STUTTGART, July 9 (Reuters) - Portugal flew home on Sunday after the second-best World Cup in their history still waiting to discover if coach Luiz Felipe Scolari, who has given them a new cutting edge in the last 3-1/2 years, will carry on.
Scolari, who led his native Brazil to their fifth world title in 2002, has helped Portugal cast away their reputation as perennial under-achievers since bringing his unique coaching style to an unsuspecting Europe at the start of 2003.
'Big Phil', who invariably puts on his own private show along the touchline as he rants and gesticulates wildly, has already taken Portugal to the European Championship final as hosts in 2004 and this year's World Cup semi-finals.
Saturday's defeat meant they just failed to emulate the Eusebio-inspired team of 1966, who finished third.
Scolari, who rejected an offer to coach England before the tournament, has said he needs a few days to ponder his future.
The coach said before the third-place game with Germany that money was not his main consideration.
'At this stage in my life I want sun, Bermuda shorts and sand,' said Scolari. 'If I show you the offers I've had in the last three years from clubs and other nationals, then I can say I've lost a lot of money.'

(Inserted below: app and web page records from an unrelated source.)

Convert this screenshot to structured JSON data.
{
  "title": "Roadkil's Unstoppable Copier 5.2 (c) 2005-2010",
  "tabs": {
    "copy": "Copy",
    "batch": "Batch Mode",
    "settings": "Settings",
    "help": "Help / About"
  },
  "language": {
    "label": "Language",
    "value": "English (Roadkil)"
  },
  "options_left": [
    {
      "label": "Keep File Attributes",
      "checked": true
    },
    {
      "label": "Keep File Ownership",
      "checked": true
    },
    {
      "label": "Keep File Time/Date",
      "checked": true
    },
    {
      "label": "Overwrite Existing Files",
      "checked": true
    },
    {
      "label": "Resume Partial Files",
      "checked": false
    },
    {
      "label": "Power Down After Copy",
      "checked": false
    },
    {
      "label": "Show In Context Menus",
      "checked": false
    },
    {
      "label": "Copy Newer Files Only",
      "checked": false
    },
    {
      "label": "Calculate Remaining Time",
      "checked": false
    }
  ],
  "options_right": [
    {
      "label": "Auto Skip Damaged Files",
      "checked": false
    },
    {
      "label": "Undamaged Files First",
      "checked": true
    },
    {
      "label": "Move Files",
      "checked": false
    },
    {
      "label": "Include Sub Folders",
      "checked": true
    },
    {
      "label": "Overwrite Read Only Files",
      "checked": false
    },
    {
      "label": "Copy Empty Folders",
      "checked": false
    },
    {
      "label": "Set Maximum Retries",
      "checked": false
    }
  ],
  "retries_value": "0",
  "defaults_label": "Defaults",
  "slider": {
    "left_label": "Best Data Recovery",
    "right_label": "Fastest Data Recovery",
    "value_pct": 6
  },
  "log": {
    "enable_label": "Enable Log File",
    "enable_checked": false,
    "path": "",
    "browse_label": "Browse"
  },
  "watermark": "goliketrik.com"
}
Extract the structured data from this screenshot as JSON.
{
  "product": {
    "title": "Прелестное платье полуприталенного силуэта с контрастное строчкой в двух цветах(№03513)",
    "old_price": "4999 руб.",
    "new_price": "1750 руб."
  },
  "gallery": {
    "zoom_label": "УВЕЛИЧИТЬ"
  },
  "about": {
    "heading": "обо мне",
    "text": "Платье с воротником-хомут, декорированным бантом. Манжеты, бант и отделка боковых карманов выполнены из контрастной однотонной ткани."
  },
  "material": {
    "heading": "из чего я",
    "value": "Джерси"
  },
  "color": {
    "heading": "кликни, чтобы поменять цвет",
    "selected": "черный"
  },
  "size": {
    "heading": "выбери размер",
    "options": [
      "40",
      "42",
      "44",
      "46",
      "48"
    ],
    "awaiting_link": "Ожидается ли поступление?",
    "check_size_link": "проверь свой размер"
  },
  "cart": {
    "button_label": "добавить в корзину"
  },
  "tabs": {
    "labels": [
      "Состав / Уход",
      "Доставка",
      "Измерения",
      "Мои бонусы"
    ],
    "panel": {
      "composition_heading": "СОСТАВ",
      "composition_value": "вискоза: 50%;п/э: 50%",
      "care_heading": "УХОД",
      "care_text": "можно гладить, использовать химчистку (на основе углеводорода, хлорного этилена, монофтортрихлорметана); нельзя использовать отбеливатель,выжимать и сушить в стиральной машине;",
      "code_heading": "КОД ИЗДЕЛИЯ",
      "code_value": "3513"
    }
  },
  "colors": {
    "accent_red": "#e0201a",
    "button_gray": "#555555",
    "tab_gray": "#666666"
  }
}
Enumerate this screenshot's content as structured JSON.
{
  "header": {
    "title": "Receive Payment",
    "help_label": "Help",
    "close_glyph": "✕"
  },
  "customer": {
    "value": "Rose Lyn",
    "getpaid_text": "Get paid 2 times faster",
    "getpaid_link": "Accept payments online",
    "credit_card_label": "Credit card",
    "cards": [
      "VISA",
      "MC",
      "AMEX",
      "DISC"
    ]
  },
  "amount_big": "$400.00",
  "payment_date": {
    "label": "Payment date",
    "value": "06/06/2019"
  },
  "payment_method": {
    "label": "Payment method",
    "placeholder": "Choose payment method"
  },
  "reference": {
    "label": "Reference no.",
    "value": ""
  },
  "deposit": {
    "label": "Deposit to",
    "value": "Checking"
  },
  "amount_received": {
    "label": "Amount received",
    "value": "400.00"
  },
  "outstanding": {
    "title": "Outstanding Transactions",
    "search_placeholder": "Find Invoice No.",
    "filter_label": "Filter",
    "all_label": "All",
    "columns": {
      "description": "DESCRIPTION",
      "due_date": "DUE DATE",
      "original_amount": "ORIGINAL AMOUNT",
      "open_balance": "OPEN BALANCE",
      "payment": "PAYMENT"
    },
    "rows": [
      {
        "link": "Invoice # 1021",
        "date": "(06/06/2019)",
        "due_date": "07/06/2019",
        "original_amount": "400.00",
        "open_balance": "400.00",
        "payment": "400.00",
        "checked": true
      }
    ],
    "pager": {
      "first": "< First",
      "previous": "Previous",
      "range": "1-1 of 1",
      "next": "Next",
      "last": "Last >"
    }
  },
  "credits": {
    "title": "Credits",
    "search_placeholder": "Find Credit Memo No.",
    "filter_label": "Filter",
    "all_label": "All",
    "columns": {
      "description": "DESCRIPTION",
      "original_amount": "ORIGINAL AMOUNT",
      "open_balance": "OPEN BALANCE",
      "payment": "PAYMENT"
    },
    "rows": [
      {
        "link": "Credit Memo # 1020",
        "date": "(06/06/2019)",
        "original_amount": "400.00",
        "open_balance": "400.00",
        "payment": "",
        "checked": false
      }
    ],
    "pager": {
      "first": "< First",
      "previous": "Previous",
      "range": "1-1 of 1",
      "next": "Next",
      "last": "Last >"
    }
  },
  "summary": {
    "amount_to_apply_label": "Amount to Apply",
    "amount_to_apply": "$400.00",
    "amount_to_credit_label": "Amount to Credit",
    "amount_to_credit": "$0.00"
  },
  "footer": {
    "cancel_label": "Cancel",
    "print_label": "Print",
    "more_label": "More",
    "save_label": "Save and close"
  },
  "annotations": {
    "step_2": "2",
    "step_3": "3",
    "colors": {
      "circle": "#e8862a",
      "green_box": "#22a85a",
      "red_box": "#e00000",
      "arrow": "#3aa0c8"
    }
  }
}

Scolari's reign has not been without controversy, however.
He has left former first-choice goalkeeper Vitor Baia in the cold and instead placed his faith in Ricardo, who became the hero as Portugal beat England on penalties in the quarter-finals of Euro 2004 and the current tournament.
His also courted controversy by fielding Brazilian-born midfielder Deco.
Outside Portugal, many people have criticised his team for gamesmanship and rough play, especially during their stormy second round game with Netherlands when four players - two from each side - were sent off.
Ronaldo took the brunt of the criticism, both for his theatricals and for allegedly encouraging referee Horacio Elizondo to send off England's Wayne Rooney during the quarter-final.
Ronaldo was jeered throughout the 1-0 semi-final defeat by France.
And on Saturday he was also jeered by the largely German crowd in Stuttgart every time he touched the ball, although the reaction did not prevent him from appearing to try at least two more blatant dives against the hosts.
Ronaldo's future with Manchester United is now the subject of intense speculation with Real Madrid hovering in the wings.
The booing could be a foretaste of what can be expected in the new European club season for a player who suddenly seems to have made himself hugely unpopular wherever he plays.